Mr. Pajala suggests UBC and funding application process to be supported by providing an access to grant or other financial motivation, meaning that while joining a project with universities, companies should receive compensation for the activities they provide. Also, joint project should enable SMEs to use a ”validated by research” or ”created together with university” label for their solution or technology, supporting credibility of the company at international as well as domestic market. Furthermore, joint projects offer extensive peer-to-peer learning, therefore they should be positioned and promoted as enablers for further collaboration.
In Mr. Pajala’s opinion most SMEs are not aware they could be compensated for collaborating with universities. Therefore, general knowledge and consciousness about project opportunities should be increased. He further pinpoints necessity to actively develop interpersonal contacts and networks as a vital capability for collaboration between university and SMEs.
Opportunities of Horizon2020 program

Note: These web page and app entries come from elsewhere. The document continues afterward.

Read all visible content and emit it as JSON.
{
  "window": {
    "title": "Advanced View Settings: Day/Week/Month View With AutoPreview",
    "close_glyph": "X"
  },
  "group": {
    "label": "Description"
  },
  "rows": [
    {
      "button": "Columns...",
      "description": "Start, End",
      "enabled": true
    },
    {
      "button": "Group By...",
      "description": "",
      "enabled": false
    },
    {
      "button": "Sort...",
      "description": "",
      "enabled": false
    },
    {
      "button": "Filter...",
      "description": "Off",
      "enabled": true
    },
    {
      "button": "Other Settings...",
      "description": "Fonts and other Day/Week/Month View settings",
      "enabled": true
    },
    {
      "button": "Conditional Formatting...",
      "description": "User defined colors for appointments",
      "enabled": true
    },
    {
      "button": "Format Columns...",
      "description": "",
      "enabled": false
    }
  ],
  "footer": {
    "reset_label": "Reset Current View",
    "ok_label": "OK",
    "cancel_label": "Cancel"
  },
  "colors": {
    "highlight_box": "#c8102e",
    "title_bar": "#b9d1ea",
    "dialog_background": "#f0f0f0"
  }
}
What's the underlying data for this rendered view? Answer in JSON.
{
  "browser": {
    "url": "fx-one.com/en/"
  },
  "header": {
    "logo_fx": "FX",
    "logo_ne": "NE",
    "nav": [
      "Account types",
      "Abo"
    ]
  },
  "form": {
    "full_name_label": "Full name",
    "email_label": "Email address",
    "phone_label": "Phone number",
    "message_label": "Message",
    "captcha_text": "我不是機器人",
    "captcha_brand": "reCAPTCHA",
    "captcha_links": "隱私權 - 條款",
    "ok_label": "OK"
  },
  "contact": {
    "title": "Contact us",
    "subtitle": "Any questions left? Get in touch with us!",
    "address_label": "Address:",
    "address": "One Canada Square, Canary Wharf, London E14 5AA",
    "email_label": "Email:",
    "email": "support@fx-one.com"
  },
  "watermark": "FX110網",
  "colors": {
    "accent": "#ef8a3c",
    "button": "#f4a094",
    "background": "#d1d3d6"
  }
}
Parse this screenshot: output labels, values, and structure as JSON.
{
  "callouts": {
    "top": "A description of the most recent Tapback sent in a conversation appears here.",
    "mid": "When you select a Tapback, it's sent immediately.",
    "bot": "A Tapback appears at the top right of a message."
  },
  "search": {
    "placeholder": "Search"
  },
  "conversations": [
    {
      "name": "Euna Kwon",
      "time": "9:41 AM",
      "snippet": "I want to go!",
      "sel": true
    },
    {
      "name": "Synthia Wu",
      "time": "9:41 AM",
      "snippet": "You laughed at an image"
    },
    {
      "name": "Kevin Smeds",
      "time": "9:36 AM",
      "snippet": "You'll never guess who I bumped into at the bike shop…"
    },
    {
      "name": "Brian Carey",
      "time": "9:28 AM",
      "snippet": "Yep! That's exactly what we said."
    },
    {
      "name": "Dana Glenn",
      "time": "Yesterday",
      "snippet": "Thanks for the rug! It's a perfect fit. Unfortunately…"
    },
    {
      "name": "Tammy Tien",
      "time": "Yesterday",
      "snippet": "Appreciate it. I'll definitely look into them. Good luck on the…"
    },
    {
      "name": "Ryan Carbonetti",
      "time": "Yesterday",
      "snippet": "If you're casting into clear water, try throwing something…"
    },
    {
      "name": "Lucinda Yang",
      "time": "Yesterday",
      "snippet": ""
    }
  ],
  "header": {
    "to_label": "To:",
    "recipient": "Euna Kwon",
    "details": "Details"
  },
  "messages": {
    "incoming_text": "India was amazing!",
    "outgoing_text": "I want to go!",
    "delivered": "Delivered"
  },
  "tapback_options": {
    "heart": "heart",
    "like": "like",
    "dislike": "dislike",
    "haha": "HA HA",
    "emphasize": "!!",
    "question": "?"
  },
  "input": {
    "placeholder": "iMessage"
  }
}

Continuing on Horizon2020 program specific issues, Mr. Pajala points out that most SMEs lack resources and capacity to bring together a European consortium and prepare a project plan on their own. He appeals to universities and other intermediaries to take this role. Also, funding agency representatives – such as Business Finland experts – who are aware of various funding opportunities and programs should do active matchmaking and connect their client companies to emerging consortiums. For any international cooperation to start, there needs to be someone who initiates cooperation by using their own social capital for someone else to benefit from.
For Finnish SMEs – especially those coming from heavy industry, automotive industry or medical tech – international projects offer credibility and opportunity to commercialise their solution with leading European corporations that SMEs in question otherwise would not have an access to. In general, any kind of collaboration always leads to indirect benefits and building valuable social capital and networks that can be beneficial later on, Mr. Pajala concludes.
Authors: Toni Pienonen, Katerina Salmi